Can you share your top five “lifestyle tweaks” that you believe will help support people’s journey towards better wellbeing? Please give an example or story for each.
Whether you are grieving a death, job loss, or the way life was pre-pandemic, these insights can support your journey towards wellbeing.
- Sit in the muck — You don’t need to try to fix grief. Showing up for someone who is grieving can mean being present and holding space for their pain to exist.
- Don’t assume — Everyone grieves differently. There is no right or wrong way, no timeline, no predetermined stages. Everyone is the expert in their own grief.
- Share a story — Saying the name of the person who died, sharing stories or asking questions can help the griever feel connected to others, one key to wellbeing.
- Check back in — As a person develops through different stages, so does their grief. Be aware, since milestones such as graduations and weddings can create new waves of grief.
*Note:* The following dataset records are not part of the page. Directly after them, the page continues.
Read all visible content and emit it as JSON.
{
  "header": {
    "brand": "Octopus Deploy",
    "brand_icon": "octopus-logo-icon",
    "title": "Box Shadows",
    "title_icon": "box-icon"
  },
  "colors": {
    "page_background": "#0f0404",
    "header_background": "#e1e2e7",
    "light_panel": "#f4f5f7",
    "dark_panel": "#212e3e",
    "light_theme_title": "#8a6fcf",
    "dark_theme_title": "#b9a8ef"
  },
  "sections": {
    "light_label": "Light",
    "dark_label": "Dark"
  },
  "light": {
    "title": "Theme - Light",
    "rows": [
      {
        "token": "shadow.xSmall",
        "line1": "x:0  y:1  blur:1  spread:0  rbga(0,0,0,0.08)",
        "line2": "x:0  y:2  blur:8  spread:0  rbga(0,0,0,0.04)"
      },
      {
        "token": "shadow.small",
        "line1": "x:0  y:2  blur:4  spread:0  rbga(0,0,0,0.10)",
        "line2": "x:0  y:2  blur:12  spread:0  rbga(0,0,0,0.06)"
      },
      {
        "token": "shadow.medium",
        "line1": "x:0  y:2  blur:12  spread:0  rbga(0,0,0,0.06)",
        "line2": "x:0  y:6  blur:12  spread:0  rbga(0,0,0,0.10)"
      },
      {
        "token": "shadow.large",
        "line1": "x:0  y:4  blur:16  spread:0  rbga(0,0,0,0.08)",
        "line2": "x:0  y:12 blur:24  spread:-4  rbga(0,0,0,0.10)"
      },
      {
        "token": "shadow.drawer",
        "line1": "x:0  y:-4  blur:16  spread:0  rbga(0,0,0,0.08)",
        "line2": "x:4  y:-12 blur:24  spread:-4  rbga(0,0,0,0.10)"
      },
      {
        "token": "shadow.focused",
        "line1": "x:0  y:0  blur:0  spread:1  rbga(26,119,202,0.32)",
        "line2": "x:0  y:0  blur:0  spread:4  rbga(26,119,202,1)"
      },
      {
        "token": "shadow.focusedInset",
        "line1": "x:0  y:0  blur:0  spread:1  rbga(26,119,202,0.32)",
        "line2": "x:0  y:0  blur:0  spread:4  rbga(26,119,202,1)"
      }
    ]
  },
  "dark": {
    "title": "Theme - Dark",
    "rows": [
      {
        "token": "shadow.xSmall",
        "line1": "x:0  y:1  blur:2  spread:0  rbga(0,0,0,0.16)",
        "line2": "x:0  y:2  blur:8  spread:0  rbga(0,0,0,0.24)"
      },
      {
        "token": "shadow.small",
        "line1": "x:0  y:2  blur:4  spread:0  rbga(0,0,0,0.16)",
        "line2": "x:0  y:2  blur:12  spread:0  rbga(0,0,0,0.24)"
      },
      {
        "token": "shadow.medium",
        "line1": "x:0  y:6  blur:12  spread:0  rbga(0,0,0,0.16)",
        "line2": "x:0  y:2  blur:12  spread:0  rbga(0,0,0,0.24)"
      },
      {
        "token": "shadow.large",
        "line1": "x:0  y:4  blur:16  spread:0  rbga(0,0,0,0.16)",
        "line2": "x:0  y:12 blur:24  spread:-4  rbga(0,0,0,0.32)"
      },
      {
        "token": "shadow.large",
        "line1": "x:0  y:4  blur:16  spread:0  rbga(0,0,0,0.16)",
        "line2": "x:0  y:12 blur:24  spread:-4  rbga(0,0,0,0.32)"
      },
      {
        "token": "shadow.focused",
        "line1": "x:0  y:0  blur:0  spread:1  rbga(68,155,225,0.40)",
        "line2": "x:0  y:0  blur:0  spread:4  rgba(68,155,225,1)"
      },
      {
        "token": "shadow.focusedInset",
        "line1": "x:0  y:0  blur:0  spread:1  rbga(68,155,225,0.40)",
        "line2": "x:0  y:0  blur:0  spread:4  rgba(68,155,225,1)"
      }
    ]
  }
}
- Talk about grief — Many people are afraid to say the wrong thing, so they say nothing at all. Opening up about your own grief or acknowledging someone else’s helps build connection.
If you could start a movement that would bring the most amount of wellness to the most amount of people, what would that be?
Grief is a massively overlooked issue when it comes to wellbeing. Everyone deals with grief at some point, yet 70% of Americans say they don’t know what to say or do when someone is grieving.
People going through grief tell me it’s profoundly isolating. They need to be surrounded by people who make them feel supported, connected, and seen. That happens at Experience Camps, and our movement is to build that eco-system of grief support everywhere to promote wellness throughout life.
What are your “5 Things I Wish Someone Told Me Before I Started” and why?
- Celebrate the wins — When managing a growing organization, challenges can take center stage. I remind myself to celebrate successes along the way.
- Lead with strength — With coaching and reflection, I’ve learned what my strengths are and where I need to tap other people’s to balance and supplement my own. Building a team with strength compatibility is both effective and empowering.
- Work-life balance isn’t a thing — Girls and women are often told we can “have it all.” And many of us can, but not all at once. Sometimes you prioritize work, sometimes family, and sometimes yourself, but I’ve found that if I attempt to achieve “balance,” I risk failing in every area. Instead, I try to allow myself to move between priorities without judging my choices.
- Thinking is working, too — I spent the early years rolling up my sleeves and getting things done. Now our organization has reached a new stage of size and maturity, which requires something different of me as a leader. I’ve had to adjust my definition of productivity to allow time for thoughts to flow.
- Put on your oxygen mask first — To absorb the stories that drive our mission, I read every application we receive, and I carry a piece of each with me. But with 1,000 grieving children applying for our programs each year, the weight of those pieces adds up. To care for myself, I try to take breaks and notice the joy that permeates the heaviness of grief.
Sustainability, veganism, mental health and environmental changes are big topics at the moment. Which one of these causes is dearest to you, and why?
Mental health is finally getting more traction with employers and the media. Celebrities are speaking about their struggles. There’s more openness around issues like suicide and drug addiction. Yet, grief remains under-appreciated as a critical issue within mental health, one that can have significant impacts on individuals and society. Our mission is to build awareness and scalable eco-systems of support for grieving children.
What is the best way our readers can follow you online?
Thank you for these fantastic insights!